Emotions are a powerful filter in listening. CPD research fellow Sarah Graham is charting new PD territory by shining a spotlight on the overlooked role of emotions in public diplomacy. Such research is vital to understanding public diplomacy’s impact. Emotionally packed information can elude scrutiny. A shared emotional experience can foster a tacit agreement of what is common knowledge and even common sense. Who would question what “everyone” knows as true. Recognizing the propaganda of a feared enemy can be one of those shared truisms.
Which brings me to why PD scholars need to move beyond listening.
From Listening to Perspective Taking
In any type of public communication, including public diplomacy, it is absolutely critical to understand the public from the public’s perspective. Understanding the public’s perspective requires going beyond listening to perspective taking.
Listening is taking in information. Perspective-taking is understanding and interpreting information not from one’s own frame of reference but the audience’s.
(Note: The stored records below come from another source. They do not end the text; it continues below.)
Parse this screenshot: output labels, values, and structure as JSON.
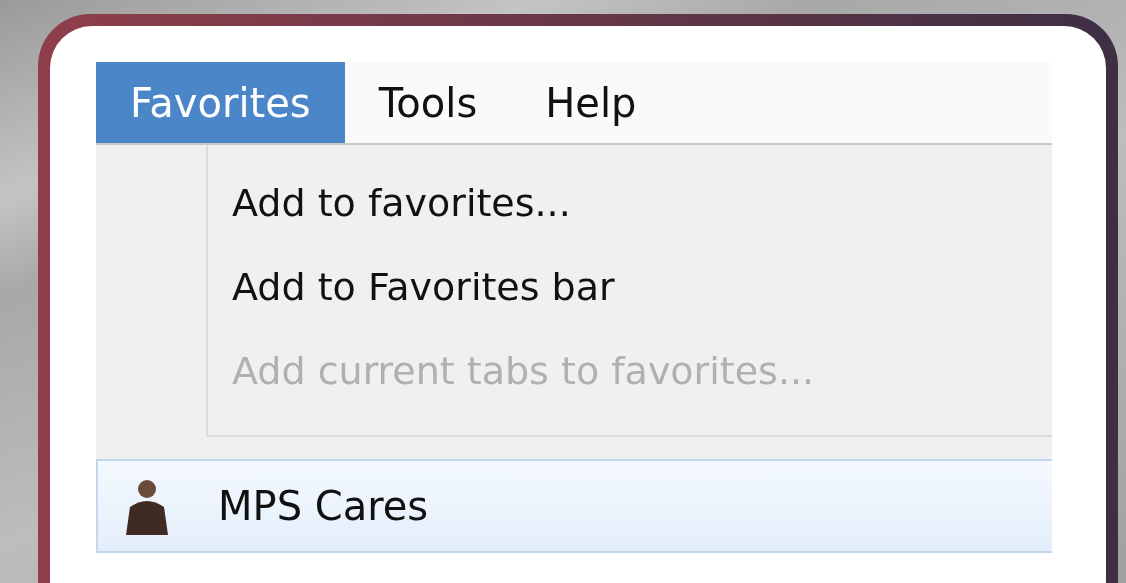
{
  "menu_bar": [
    {
      "label": "Favorites",
      "selected": true
    },
    {
      "label": "Tools",
      "selected": false
    },
    {
      "label": "Help",
      "selected": false
    }
  ],
  "menu_items": [
    {
      "label": "Add to favorites...",
      "disabled": false
    },
    {
      "label": "Add to Favorites bar",
      "disabled": false
    },
    {
      "label": "Add current tabs to favorites...",
      "disabled": true
    }
  ],
  "favorites": [
    {
      "label": "MPS Cares",
      "selected": true
    }
  ]
}
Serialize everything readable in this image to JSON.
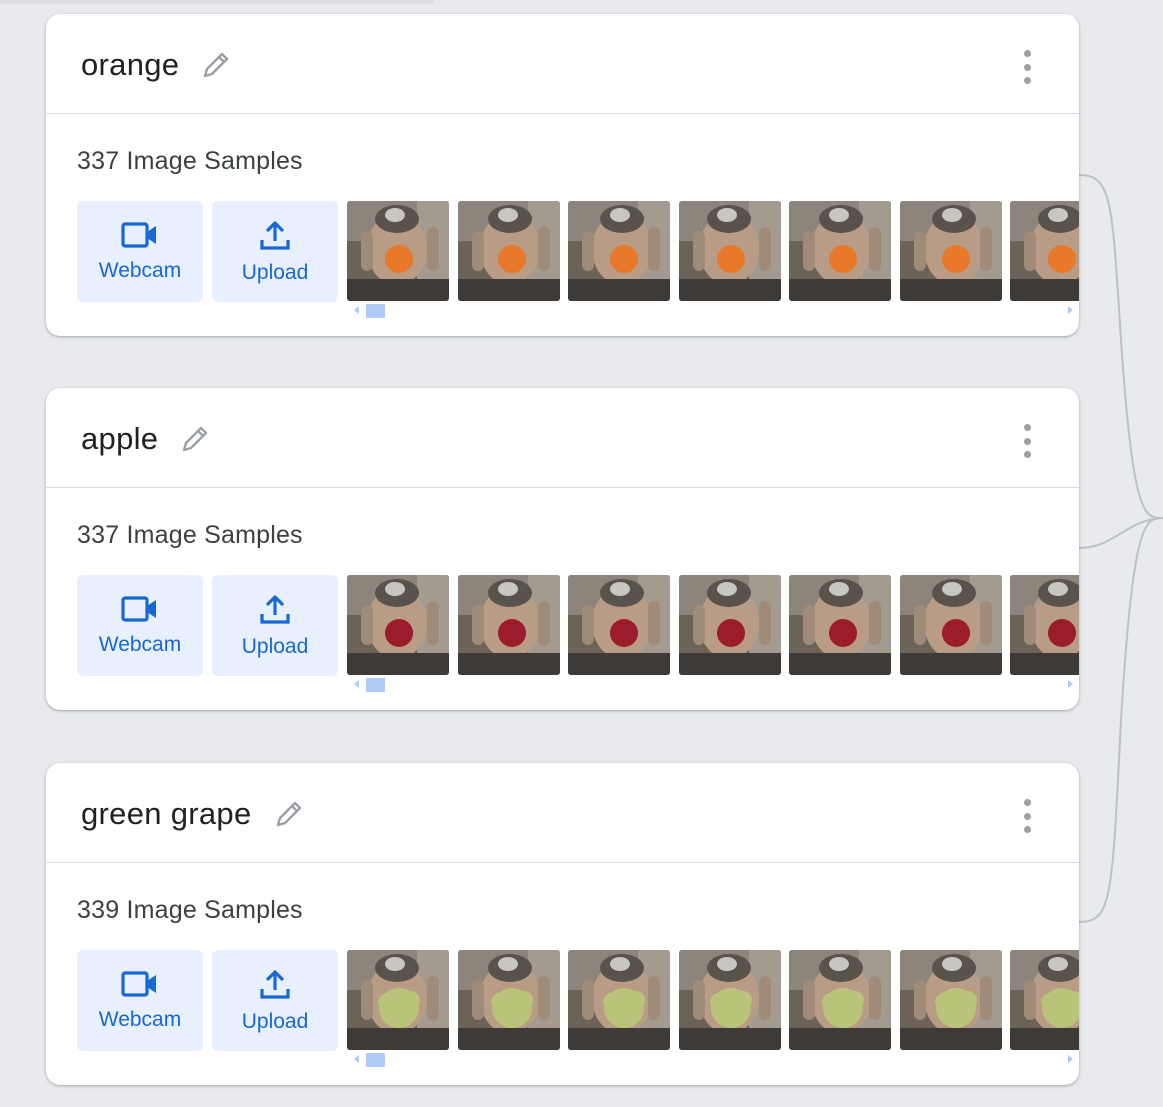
{
  "classes": [
    {
      "name": "orange",
      "sample_count": "337 Image Samples",
      "webcam_label": "Webcam",
      "upload_label": "Upload",
      "fruit_color": "#e8782a"
    },
    {
      "name": "apple",
      "sample_count": "337 Image Samples",
      "webcam_label": "Webcam",
      "upload_label": "Upload",
      "fruit_color": "#9b1c2a"
    },
    {
      "name": "green grape",
      "sample_count": "339 Image Samples",
      "webcam_label": "Webcam",
      "upload_label": "Upload",
      "fruit_color": "#b9c47a"
    }
  ],
  "thumbnails_visible_per_class": 7,
  "colors": {
    "accent": "#1967d2",
    "button_bg": "#e8f0fe",
    "scroll": "#aecbfa",
    "background": "#e8eaed"
  },
  "icons": {
    "edit": "pencil-icon",
    "more": "more-vert-icon",
    "webcam": "videocam-icon",
    "upload": "upload-icon"
  }
}
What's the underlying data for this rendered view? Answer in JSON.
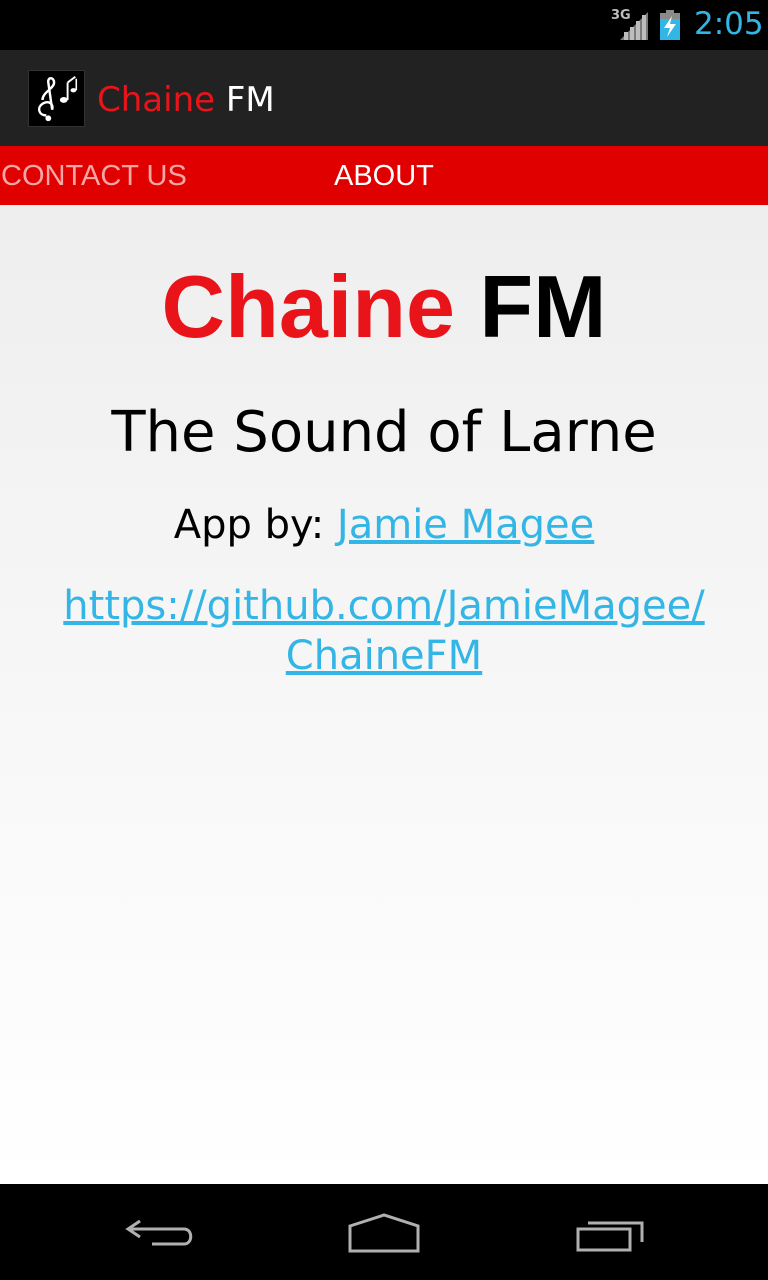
{
  "status_bar": {
    "network": "3G",
    "time": "2:05",
    "icons": [
      "signal-icon",
      "battery-charging-icon"
    ],
    "clock_color": "#33b5e5"
  },
  "action_bar": {
    "icon": "music-notes-icon",
    "title_part1": "Chaine",
    "title_part2": " FM"
  },
  "tabs": [
    {
      "label": "CONTACT US"
    },
    {
      "label": "ABOUT",
      "selected": true
    }
  ],
  "about": {
    "headline_part1": "Chaine",
    "headline_part2": " FM",
    "tagline": "The Sound of Larne",
    "credit_prefix": "App by: ",
    "author_link": "Jamie Magee",
    "repo_link_line1": "https://github.com/JamieMagee/",
    "repo_link_line2": "ChaineFM"
  },
  "nav_bar": {
    "buttons": [
      "back-icon",
      "home-icon",
      "recent-apps-icon"
    ]
  },
  "colors": {
    "brand_red": "#e8141a",
    "tab_bar": "#e10000",
    "action_bar": "#222222",
    "link": "#33b5e5"
  }
}
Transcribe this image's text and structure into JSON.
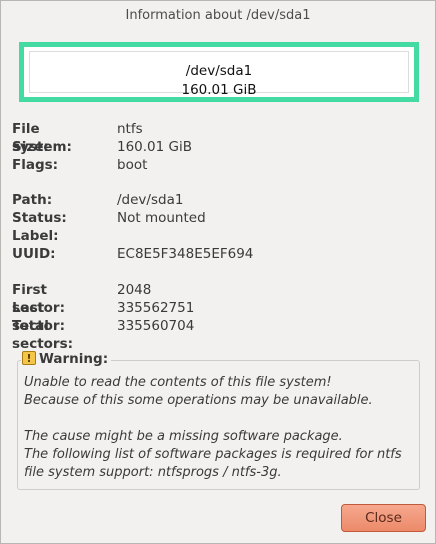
{
  "window": {
    "title": "Information about /dev/sda1"
  },
  "partition_graphic": {
    "path": "/dev/sda1",
    "size": "160.01 GiB",
    "border_color": "#43dba1"
  },
  "details_group1": [
    {
      "label": "File system:",
      "value": "ntfs"
    },
    {
      "label": "Size:",
      "value": "160.01 GiB"
    },
    {
      "label": "Flags:",
      "value": "boot"
    }
  ],
  "details_group2": [
    {
      "label": "Path:",
      "value": "/dev/sda1"
    },
    {
      "label": "Status:",
      "value": "Not mounted"
    },
    {
      "label": "Label:",
      "value": ""
    },
    {
      "label": "UUID:",
      "value": "EC8E5F348E5EF694"
    }
  ],
  "details_group3": [
    {
      "label": "First sector:",
      "value": "2048"
    },
    {
      "label": "Last sector:",
      "value": "335562751"
    },
    {
      "label": "Total sectors:",
      "value": "335560704"
    }
  ],
  "warning": {
    "title": "Warning:",
    "icon": "warning-icon",
    "lines": [
      "Unable to read the contents of this file system!",
      "Because of this some operations may be unavailable.",
      "",
      "The cause might be a missing software package.",
      "The following list of software packages is required for ntfs",
      "file system support:  ntfsprogs / ntfs-3g."
    ]
  },
  "buttons": {
    "close_label": "Close"
  }
}
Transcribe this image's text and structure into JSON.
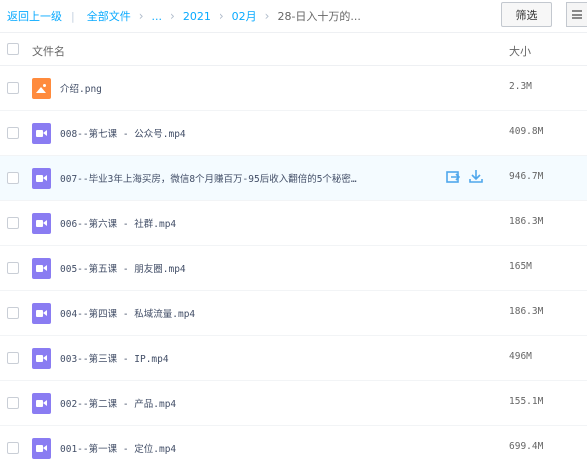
{
  "breadcrumb": {
    "back": "返回上一级",
    "separator": "|",
    "all_files": "全部文件",
    "ellipsis": "...",
    "year": "2021",
    "month": "02月",
    "current": "28-日入十万的..."
  },
  "toolbar": {
    "filter_label": "筛选",
    "menu_icon": "list-menu-icon"
  },
  "header": {
    "name_col": "文件名",
    "size_col": "大小"
  },
  "colors": {
    "link": "#09aaff",
    "video_icon": "#8a7cf2",
    "image_icon": "#ff8b3d",
    "hover_row": "#f4fbff",
    "action_icon": "#4fa7ec"
  },
  "files": [
    {
      "name": "介绍.png",
      "size": "2.3M",
      "type": "image"
    },
    {
      "name": "008--第七课 - 公众号.mp4",
      "size": "409.8M",
      "type": "video"
    },
    {
      "name": "007--毕业3年上海买房，微信8个月赚百万-95后收入翻倍的5个秘密…",
      "size": "946.7M",
      "type": "video",
      "hover": true
    },
    {
      "name": "006--第六课 - 社群.mp4",
      "size": "186.3M",
      "type": "video"
    },
    {
      "name": "005--第五课 - 朋友圈.mp4",
      "size": "165M",
      "type": "video"
    },
    {
      "name": "004--第四课 - 私域流量.mp4",
      "size": "186.3M",
      "type": "video"
    },
    {
      "name": "003--第三课 - IP.mp4",
      "size": "496M",
      "type": "video"
    },
    {
      "name": "002--第二课 - 产品.mp4",
      "size": "155.1M",
      "type": "video"
    },
    {
      "name": "001--第一课 - 定位.mp4",
      "size": "699.4M",
      "type": "video"
    }
  ]
}
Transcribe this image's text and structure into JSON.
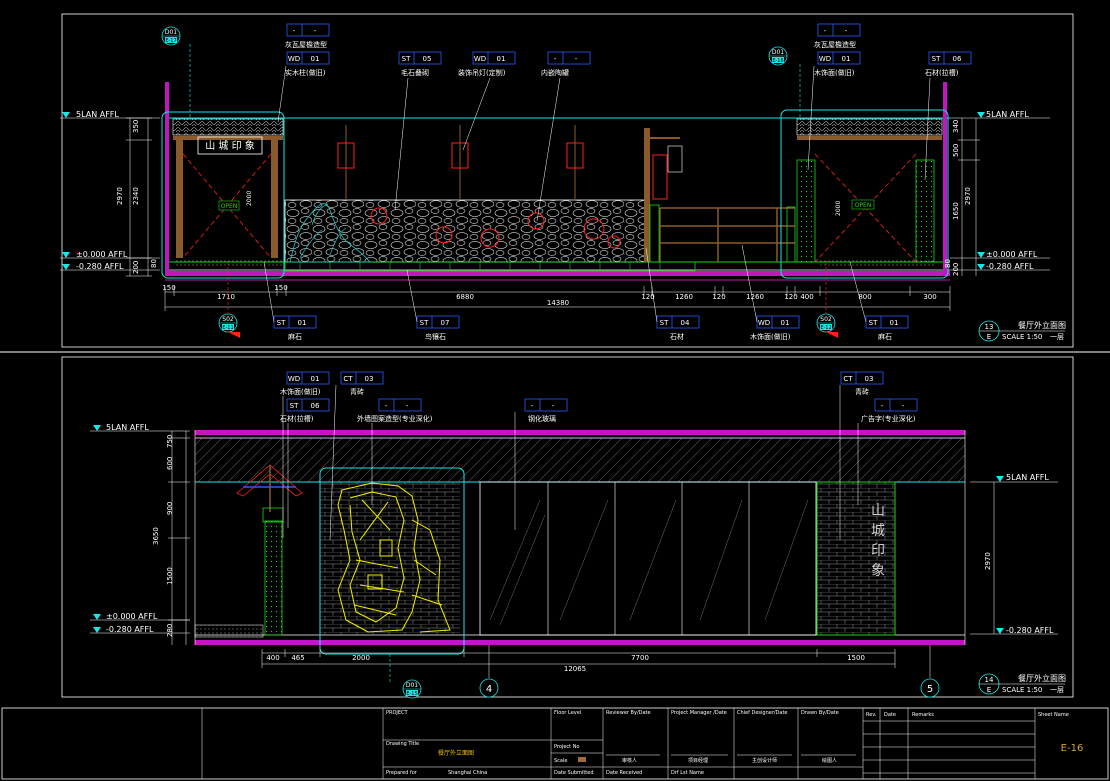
{
  "upper": {
    "callout_d01_left": {
      "top": "D01",
      "bottom": "E-17"
    },
    "callout_d01_right": {
      "top": "D01",
      "bottom": "E-16"
    },
    "callout_s02_left": {
      "top": "S02",
      "bottom": "E-11"
    },
    "callout_s02_right": {
      "top": "S02",
      "bottom": "E-12"
    },
    "tags_top": [
      {
        "code": "-",
        "num": "-",
        "desc": "灰瓦屋檐造型"
      },
      {
        "code": "WD",
        "num": "01",
        "desc": "实木柱(做旧)"
      },
      {
        "code": "ST",
        "num": "05",
        "desc": "毛石叠砌"
      },
      {
        "code": "WD",
        "num": "01",
        "desc": "装饰吊灯(定制)"
      },
      {
        "code": "-",
        "num": "-",
        "desc": "内嵌陶罐"
      },
      {
        "code": "-",
        "num": "-",
        "desc": "灰瓦屋檐造型"
      },
      {
        "code": "WD",
        "num": "01",
        "desc": "木饰面(做旧)"
      },
      {
        "code": "ST",
        "num": "06",
        "desc": "石材(拉槽)"
      }
    ],
    "tags_bottom": [
      {
        "code": "ST",
        "num": "01",
        "desc": "麻石"
      },
      {
        "code": "ST",
        "num": "07",
        "desc": "鸟镶石"
      },
      {
        "code": "ST",
        "num": "04",
        "desc": "石材"
      },
      {
        "code": "WD",
        "num": "01",
        "desc": "木饰面(做旧)"
      },
      {
        "code": "ST",
        "num": "01",
        "desc": "麻石"
      }
    ],
    "levels_left": [
      "5LAN AFFL",
      "±0.000 AFFL",
      "-0.280 AFFL"
    ],
    "levels_right": [
      "5LAN AFFL",
      "±0.000 AFFL",
      "-0.280 AFFL"
    ],
    "vdims_left": [
      "350",
      "2970",
      "2340",
      "200",
      "80"
    ],
    "vdims_right": [
      "340",
      "500",
      "2970",
      "1650",
      "80",
      "200"
    ],
    "door_left": "OPEN",
    "door_right": "OPEN",
    "door_height": "2000",
    "sign_text": "山 城 印 象",
    "hdims": [
      "150",
      "1710",
      "150",
      "6880",
      "120",
      "1260",
      "120",
      "1260",
      "120",
      "400",
      "800",
      "300"
    ],
    "total": "14380",
    "title": {
      "num": "13",
      "letter": "E",
      "name": "餐厅外立面图",
      "scale": "SCALE 1:50",
      "floor": "一层"
    }
  },
  "lower": {
    "callout_d01": {
      "top": "D01",
      "bottom": "E-15"
    },
    "tags_top": [
      {
        "code": "WD",
        "num": "01",
        "desc": "木饰面(做旧)"
      },
      {
        "code": "ST",
        "num": "06",
        "desc": "石材(拉槽)"
      },
      {
        "code": "CT",
        "num": "03",
        "desc": "青砖"
      },
      {
        "code": "-",
        "num": "-",
        "desc": "外墙图案造型(专业深化)"
      },
      {
        "code": "-",
        "num": "-",
        "desc": "钢化玻璃"
      },
      {
        "code": "CT",
        "num": "03",
        "desc": "青砖"
      },
      {
        "code": "-",
        "num": "-",
        "desc": "广告字(专业深化)"
      }
    ],
    "levels_left": [
      "5LAN AFFL",
      "±0.000 AFFL",
      "-0.280 AFFL"
    ],
    "levels_right": [
      "5LAN AFFL",
      "-0.280 AFFL"
    ],
    "vdims_left": [
      "750",
      "600",
      "900",
      "3650",
      "1500",
      "280"
    ],
    "vdim_right": "2970",
    "sign_chars": [
      "山",
      "城",
      "印",
      "象"
    ],
    "hdims": [
      "400",
      "465",
      "2000",
      "7700",
      "1500"
    ],
    "total": "12065",
    "grid_a": "4",
    "grid_b": "5",
    "title": {
      "num": "14",
      "letter": "E",
      "name": "餐厅外立面图",
      "scale": "SCALE 1:50",
      "floor": "一层"
    }
  },
  "titleblock": {
    "project_label": "PROJECT",
    "drawing_title_label": "Drawing Title",
    "drawing_title": "餐厅外立面图",
    "prepared_label": "Prepared for",
    "prepared_value": "Shanghai China",
    "floor_level_label": "Floor Level",
    "project_no_label": "Project No",
    "scale_label": "Scale",
    "date_submitted_label": "Date Submitted",
    "reviewer_label": "Reviewer By/Date",
    "date_received_label": "Date Received",
    "pm_label": "Project Manager /Date",
    "drafted_label": "Drf Lst Name",
    "chief_label": "Chief Designer/Date",
    "drawn_label": "Drawn By/Date",
    "reviewer_value": "审核人",
    "pm_value": "项目经理",
    "chief_value": "主创设计师",
    "drawn_value": "绘图人",
    "rev_label": "Rev.",
    "date_label": "Date",
    "remarks_label": "Remarks",
    "sheet_label": "Sheet Name",
    "sheet_no": "E-16"
  }
}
Perspective-taking is especially critical when a public acts in unexpected or counter-intuitive ways. What may be dismissed as “propaganda,” may not be by the public. To further deride a public’s behavior as “irrational” or naïve to the propaganda is a missed opportunity of perspective taking. A savvy PD analyst explores all perspectives, especially the counter-intuitive ones.
Clearly, not all countries viewed Russia’s action as “propaganda.” For some, Russia’s actions were not only understandable but predictable. For others, they were even appealing. Again, for the savvy PD analyst, it is not whether that analyst finds the policies attractive, but whether the public appears to find them so. Such attraction might in another universe be referred to as Russia’s “soft power.” While the events may appear as a media flash point, they were not achieved overnight. A Chatam House’s report details Russia’s extensive PD activities well before the recent events. Yelena Ospiva, whose doctoral research on Russian soft power, provides insight into how Russia’s thinking and strategy manifest in Ukraine.
There is a desperate need for more comparative PD scholarship and practice, including new conceptual models of soft power. As Bruce Gregory and others have noted on more than one occasion, public diplomacy has been dominated by the U.S. experience and example. Whereas the U.S. perspective may be the dominant perspective in PD, the danger is it is not the whole perspective. If the PD field is to grow beyond the US public diplomacy experience and model, it needs to make room for exploring the practices of other countries without delegitimizing or dismissing them as propaganda.